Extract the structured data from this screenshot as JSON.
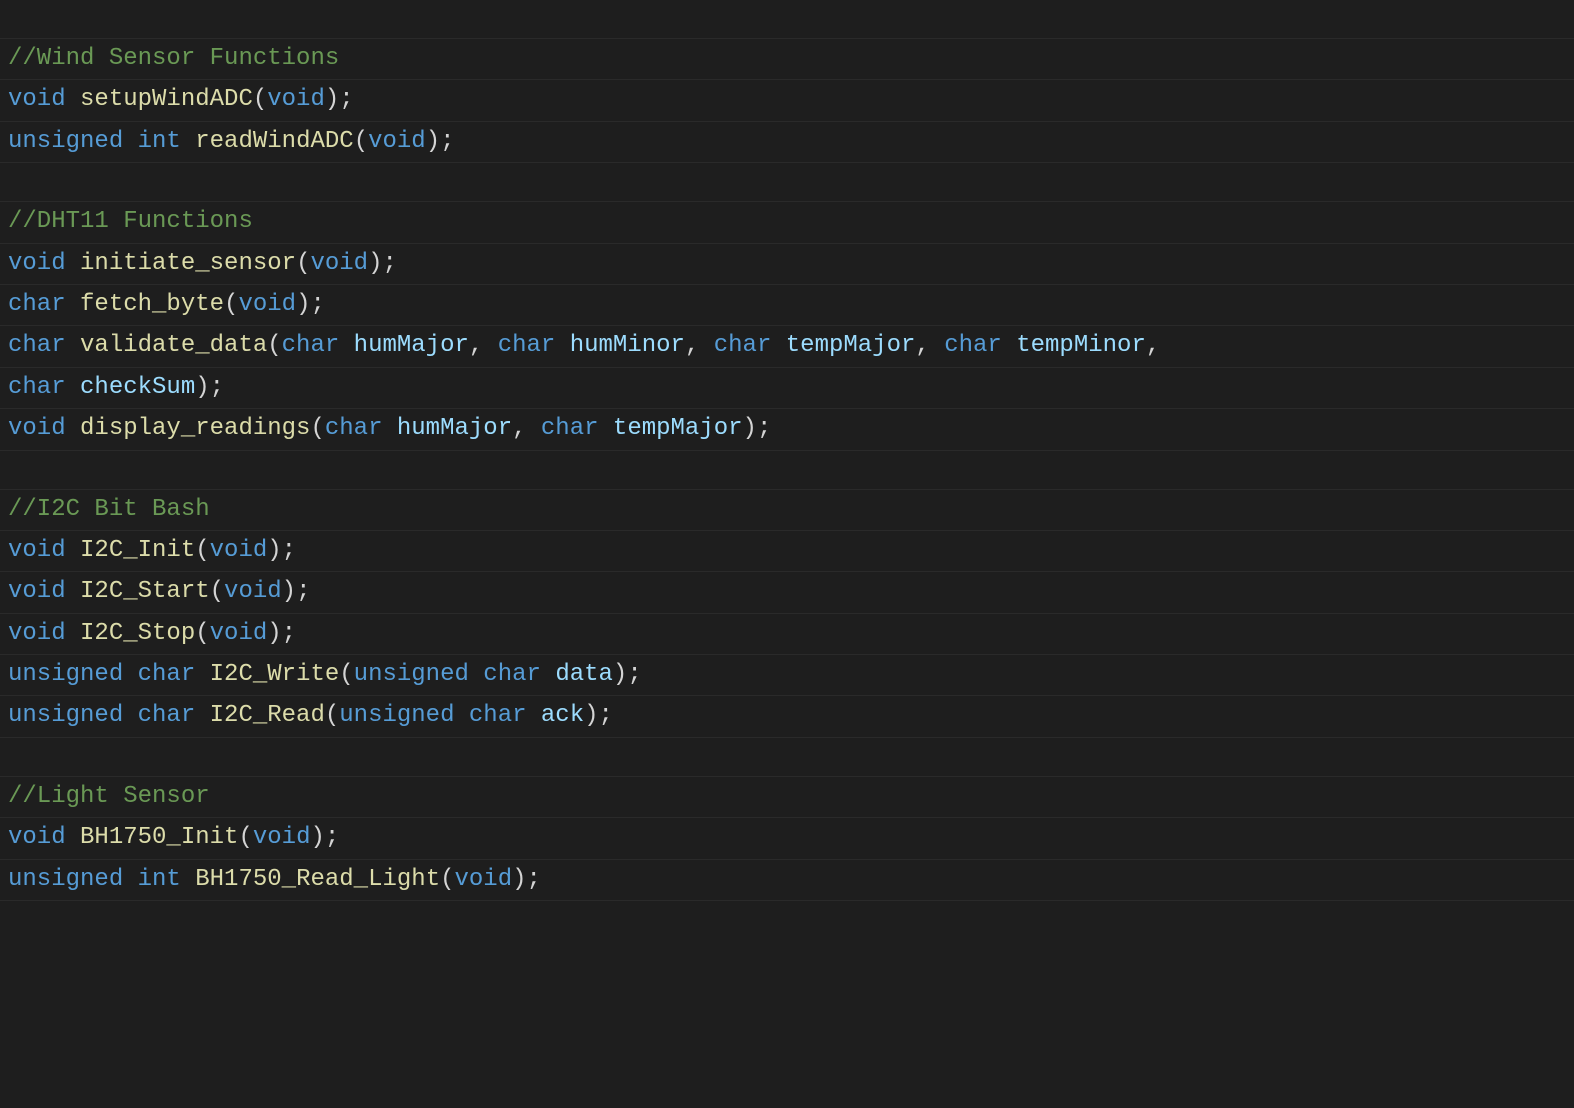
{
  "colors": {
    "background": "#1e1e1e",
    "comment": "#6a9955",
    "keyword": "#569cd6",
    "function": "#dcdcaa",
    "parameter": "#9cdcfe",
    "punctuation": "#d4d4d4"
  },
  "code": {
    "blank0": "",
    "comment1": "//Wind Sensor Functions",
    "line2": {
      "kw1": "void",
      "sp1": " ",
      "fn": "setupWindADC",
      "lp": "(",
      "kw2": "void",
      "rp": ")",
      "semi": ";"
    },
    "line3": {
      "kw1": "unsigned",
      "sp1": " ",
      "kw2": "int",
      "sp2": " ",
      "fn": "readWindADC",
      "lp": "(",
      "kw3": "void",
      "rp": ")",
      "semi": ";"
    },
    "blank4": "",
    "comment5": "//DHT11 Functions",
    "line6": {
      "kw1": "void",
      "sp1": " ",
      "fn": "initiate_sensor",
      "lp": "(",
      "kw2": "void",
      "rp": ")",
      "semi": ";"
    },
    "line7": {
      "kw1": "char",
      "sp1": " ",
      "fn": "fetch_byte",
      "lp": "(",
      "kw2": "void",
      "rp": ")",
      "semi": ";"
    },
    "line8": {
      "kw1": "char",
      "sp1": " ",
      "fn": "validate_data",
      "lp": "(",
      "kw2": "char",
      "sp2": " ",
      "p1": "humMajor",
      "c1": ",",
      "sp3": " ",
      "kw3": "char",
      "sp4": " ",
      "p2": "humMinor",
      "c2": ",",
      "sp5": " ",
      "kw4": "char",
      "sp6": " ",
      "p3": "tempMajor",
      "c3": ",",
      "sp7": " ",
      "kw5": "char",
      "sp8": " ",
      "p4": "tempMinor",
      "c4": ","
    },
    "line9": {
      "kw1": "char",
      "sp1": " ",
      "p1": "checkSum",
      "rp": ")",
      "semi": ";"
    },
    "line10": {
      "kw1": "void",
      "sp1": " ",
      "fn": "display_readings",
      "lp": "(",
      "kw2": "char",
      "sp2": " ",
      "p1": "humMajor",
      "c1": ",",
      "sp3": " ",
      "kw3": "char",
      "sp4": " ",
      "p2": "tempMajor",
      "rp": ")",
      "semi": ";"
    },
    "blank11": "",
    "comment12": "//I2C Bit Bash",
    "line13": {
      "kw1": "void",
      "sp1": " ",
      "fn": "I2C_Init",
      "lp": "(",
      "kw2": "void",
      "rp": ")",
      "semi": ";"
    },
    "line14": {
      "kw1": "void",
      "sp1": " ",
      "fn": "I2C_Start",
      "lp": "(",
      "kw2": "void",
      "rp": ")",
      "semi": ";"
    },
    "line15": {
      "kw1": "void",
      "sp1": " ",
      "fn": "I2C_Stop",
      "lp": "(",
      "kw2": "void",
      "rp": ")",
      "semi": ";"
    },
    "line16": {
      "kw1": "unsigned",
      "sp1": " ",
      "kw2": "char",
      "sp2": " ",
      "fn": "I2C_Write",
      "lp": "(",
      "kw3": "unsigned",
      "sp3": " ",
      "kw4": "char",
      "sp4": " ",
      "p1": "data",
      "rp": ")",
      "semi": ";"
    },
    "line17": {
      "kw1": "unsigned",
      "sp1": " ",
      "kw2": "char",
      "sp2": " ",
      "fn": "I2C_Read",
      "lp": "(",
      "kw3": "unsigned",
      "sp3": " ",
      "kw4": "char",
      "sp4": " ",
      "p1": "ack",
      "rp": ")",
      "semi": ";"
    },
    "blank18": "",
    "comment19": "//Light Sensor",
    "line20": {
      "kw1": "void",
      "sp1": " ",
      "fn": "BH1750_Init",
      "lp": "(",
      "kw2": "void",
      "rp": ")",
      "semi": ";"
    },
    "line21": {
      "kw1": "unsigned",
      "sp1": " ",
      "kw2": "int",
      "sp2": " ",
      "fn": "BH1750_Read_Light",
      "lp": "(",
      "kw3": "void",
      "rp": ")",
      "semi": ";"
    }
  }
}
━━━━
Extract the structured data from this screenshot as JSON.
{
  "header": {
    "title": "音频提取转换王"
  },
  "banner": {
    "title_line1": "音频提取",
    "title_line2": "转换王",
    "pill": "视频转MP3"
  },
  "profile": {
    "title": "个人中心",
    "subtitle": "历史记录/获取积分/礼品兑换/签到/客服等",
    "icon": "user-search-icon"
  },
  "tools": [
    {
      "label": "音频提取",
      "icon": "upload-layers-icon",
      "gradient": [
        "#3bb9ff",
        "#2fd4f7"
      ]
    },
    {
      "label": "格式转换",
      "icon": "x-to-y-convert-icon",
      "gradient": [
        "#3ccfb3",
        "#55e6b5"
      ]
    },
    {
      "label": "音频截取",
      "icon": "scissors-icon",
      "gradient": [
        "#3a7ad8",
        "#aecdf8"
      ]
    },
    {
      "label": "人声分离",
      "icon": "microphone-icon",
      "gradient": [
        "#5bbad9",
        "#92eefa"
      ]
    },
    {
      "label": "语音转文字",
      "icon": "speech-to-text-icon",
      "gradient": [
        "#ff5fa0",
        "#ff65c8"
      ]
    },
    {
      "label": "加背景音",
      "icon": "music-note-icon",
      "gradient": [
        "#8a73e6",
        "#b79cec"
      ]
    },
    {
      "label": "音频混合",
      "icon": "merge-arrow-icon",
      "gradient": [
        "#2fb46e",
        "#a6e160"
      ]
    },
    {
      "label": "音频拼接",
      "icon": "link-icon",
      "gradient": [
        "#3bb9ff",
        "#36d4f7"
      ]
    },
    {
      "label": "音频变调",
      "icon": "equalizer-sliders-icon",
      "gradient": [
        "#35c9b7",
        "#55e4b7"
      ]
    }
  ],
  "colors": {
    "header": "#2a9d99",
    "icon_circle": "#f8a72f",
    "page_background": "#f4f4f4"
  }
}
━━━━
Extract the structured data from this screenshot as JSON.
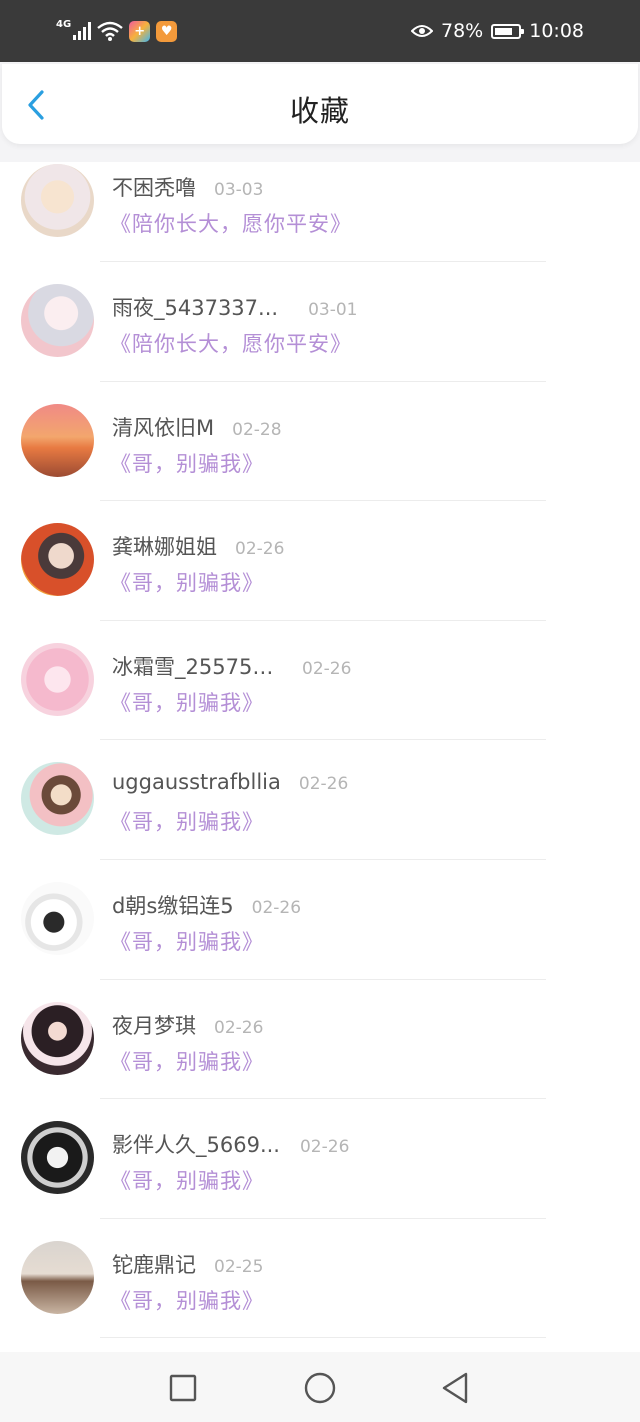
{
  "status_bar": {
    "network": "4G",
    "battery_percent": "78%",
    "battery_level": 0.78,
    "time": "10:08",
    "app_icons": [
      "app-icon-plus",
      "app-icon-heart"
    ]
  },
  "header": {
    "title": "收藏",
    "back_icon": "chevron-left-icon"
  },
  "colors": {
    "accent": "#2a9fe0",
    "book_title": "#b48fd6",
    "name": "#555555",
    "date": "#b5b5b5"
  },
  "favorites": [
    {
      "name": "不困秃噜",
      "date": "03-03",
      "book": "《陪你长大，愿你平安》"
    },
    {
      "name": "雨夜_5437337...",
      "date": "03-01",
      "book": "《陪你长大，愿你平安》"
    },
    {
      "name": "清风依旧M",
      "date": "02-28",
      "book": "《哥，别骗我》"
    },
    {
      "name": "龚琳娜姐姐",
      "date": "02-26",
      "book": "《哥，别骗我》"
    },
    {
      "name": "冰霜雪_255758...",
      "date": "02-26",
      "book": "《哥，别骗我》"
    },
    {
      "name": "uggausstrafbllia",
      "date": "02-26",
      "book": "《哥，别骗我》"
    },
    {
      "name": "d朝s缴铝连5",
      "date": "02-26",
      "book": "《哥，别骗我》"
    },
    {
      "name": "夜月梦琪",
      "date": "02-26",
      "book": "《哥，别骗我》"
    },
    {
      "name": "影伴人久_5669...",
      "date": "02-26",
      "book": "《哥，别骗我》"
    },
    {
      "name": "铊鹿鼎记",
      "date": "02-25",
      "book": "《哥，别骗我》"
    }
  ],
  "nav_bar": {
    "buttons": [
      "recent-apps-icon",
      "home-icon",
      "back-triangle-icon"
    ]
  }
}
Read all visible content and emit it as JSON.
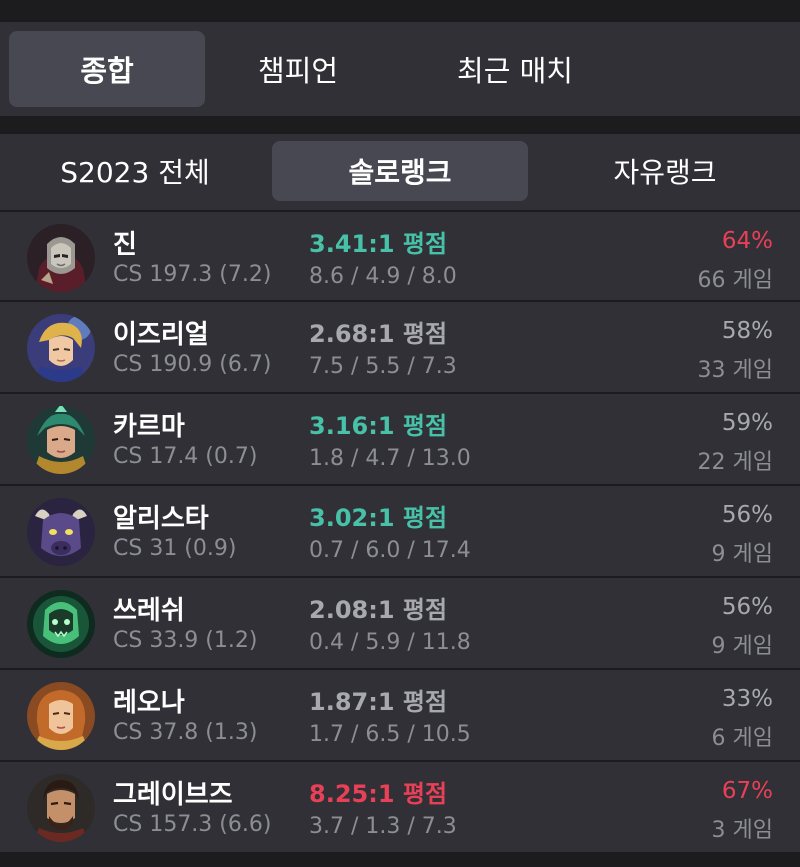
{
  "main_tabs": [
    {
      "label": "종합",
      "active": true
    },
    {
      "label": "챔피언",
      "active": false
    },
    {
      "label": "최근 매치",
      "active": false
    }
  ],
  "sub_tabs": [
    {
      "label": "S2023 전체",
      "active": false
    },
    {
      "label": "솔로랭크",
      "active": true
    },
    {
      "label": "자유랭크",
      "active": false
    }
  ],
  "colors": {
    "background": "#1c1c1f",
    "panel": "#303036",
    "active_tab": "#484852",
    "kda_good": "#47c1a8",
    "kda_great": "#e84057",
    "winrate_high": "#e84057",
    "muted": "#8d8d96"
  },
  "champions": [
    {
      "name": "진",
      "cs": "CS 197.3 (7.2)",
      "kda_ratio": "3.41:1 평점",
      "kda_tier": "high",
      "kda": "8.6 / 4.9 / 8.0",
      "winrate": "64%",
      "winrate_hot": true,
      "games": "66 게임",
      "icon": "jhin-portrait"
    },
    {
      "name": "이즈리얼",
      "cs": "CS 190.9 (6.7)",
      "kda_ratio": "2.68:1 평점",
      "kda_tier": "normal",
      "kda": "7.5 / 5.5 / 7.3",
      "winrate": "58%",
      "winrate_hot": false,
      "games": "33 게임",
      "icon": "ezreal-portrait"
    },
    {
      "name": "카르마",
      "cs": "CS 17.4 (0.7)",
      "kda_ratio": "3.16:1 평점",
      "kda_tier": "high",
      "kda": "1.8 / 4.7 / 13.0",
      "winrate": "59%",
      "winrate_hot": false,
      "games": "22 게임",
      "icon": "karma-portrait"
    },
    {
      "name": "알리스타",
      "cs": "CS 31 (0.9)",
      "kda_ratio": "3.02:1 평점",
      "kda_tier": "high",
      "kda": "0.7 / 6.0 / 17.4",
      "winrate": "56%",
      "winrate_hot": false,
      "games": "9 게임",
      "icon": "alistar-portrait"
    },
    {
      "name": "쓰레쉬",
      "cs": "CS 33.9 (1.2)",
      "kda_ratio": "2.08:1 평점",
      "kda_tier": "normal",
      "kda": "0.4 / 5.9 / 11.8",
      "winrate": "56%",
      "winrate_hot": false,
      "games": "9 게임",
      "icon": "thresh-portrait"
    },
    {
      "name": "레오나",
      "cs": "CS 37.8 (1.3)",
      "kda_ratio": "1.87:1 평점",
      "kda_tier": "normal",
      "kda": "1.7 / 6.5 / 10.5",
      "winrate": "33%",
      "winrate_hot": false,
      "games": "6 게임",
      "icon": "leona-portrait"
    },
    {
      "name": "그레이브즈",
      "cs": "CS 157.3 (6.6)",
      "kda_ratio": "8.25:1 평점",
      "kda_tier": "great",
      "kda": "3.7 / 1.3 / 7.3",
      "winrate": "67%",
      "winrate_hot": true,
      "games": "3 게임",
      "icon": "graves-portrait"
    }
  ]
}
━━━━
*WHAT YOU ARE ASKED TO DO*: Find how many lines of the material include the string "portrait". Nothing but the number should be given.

*COMPLETED TASK*: 7